▸ Prompt
Search the entries for the word "SELANGOR" and copy each line that has it.

▸ The input

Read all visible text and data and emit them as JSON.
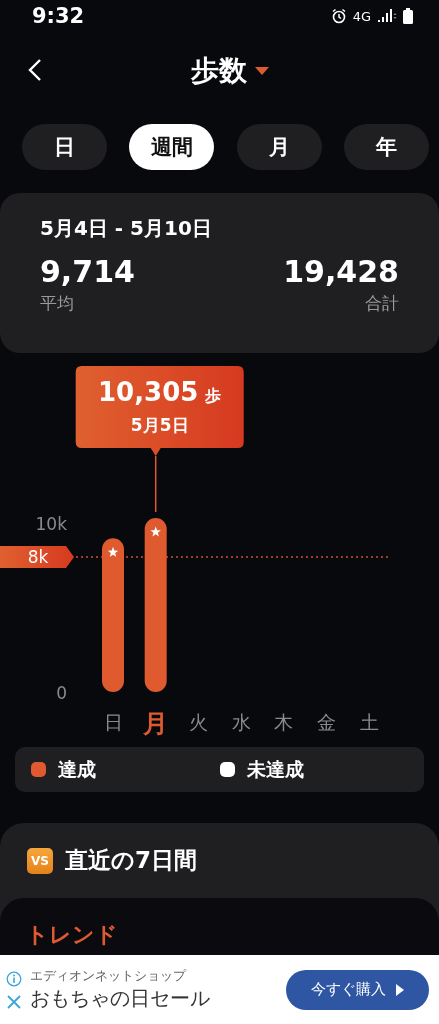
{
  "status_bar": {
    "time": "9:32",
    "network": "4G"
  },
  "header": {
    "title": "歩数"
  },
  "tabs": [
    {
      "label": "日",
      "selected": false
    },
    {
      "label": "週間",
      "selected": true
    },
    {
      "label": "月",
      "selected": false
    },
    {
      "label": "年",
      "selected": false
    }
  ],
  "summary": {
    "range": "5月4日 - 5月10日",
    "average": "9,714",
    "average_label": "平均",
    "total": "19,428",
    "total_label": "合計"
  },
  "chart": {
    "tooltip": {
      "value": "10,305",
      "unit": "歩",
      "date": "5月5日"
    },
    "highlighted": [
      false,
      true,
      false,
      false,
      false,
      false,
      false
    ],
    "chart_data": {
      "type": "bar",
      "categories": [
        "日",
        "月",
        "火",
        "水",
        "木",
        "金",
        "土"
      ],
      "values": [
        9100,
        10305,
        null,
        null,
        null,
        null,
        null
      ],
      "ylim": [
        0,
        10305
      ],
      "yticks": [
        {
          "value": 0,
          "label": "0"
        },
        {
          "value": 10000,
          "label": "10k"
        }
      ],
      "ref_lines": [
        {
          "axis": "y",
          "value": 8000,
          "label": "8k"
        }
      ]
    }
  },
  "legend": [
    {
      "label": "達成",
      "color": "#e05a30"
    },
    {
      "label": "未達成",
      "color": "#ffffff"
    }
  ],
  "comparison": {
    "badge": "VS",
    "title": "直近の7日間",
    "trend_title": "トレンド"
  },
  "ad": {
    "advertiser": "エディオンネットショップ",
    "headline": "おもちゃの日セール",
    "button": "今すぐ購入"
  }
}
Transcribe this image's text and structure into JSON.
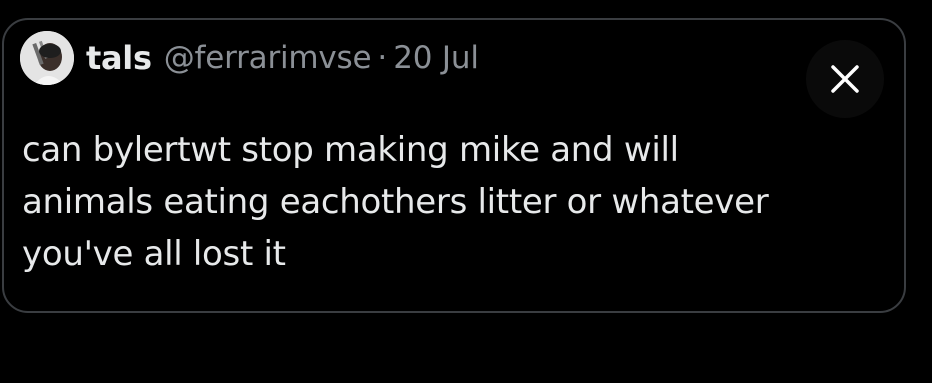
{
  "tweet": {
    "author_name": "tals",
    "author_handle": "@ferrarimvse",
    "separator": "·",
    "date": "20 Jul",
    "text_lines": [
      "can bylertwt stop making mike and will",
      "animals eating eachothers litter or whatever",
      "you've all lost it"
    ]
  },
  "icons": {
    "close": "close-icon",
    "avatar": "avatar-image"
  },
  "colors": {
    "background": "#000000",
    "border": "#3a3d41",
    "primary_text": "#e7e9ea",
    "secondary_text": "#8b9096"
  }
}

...

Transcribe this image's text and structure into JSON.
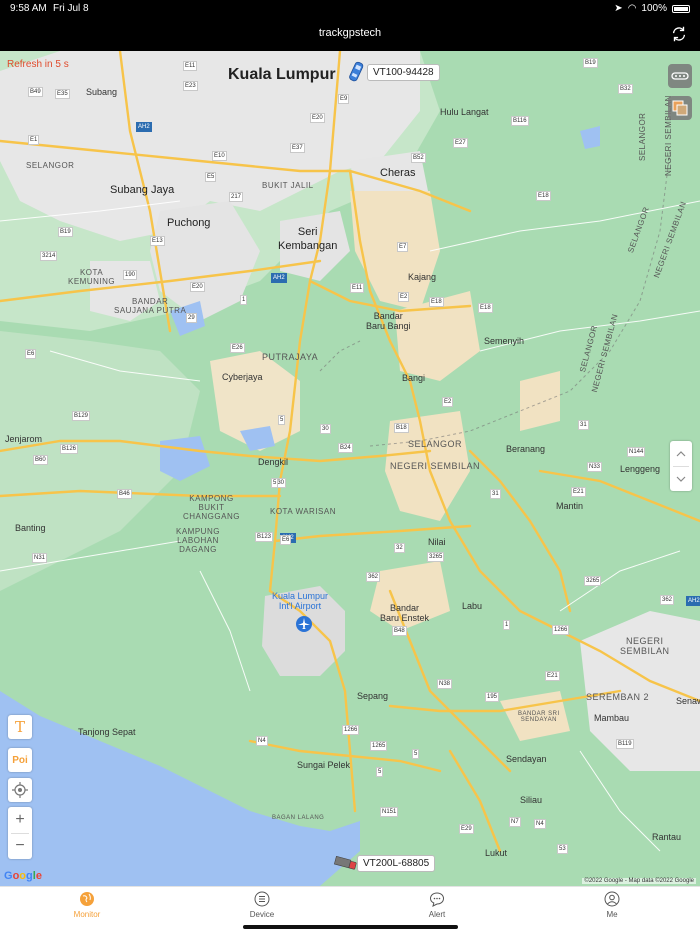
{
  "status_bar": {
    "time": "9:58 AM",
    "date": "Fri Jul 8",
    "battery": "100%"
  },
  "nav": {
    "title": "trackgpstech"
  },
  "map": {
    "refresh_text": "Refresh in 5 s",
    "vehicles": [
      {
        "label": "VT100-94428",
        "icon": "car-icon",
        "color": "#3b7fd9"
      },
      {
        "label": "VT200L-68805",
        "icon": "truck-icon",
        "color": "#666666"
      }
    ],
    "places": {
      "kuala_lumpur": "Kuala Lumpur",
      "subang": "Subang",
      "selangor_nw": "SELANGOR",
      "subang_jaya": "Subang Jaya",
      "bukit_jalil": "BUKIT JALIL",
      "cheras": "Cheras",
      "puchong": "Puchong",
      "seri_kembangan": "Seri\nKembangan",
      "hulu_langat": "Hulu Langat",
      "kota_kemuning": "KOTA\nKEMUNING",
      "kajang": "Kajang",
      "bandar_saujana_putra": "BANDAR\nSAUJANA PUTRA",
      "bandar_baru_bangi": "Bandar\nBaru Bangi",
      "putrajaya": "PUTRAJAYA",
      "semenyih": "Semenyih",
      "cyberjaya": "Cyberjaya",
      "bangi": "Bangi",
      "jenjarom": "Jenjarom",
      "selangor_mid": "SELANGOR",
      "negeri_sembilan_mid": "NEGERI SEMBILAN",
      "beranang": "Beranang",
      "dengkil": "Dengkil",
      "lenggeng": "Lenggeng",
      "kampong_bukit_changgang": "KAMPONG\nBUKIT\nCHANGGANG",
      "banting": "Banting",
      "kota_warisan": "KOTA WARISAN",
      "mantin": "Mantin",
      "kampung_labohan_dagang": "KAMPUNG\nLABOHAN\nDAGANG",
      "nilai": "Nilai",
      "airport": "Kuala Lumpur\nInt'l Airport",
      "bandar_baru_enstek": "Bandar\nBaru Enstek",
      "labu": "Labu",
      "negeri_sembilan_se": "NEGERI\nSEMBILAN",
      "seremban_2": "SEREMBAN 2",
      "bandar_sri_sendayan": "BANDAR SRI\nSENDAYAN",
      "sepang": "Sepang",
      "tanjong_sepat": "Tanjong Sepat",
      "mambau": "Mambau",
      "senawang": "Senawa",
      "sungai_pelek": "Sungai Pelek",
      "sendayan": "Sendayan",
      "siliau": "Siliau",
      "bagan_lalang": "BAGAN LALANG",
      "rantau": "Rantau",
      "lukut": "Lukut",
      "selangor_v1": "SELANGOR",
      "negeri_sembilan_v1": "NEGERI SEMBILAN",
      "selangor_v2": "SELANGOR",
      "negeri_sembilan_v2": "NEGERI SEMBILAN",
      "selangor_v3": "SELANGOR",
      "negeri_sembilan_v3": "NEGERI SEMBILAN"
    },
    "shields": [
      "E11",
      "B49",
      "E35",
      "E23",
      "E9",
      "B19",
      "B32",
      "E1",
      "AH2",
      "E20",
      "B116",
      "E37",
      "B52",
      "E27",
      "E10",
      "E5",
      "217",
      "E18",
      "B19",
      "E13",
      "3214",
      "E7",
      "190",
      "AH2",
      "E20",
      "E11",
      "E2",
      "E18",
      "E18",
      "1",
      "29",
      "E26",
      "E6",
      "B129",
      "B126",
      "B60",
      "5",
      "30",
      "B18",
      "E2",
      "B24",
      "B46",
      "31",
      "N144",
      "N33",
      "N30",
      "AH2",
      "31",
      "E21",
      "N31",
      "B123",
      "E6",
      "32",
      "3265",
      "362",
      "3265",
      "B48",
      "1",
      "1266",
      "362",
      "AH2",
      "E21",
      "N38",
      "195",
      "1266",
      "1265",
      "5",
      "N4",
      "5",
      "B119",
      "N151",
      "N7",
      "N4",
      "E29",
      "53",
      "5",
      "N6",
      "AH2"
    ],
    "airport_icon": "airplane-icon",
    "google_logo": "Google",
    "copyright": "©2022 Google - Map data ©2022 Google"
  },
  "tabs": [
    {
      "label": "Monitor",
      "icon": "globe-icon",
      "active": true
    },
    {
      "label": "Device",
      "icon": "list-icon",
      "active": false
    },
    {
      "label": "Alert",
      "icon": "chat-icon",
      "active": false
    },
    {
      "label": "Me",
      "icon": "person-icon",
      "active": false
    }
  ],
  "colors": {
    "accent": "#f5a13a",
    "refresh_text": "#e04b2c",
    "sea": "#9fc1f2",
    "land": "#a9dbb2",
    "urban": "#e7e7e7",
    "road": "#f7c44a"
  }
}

▸ Exercise answer
      "selangor_nw": "SELANGOR",
      "selangor_mid": "SELANGOR",
      "selangor_v1": "SELANGOR",
      "selangor_v2": "SELANGOR",
      "selangor_v3": "SELANGOR",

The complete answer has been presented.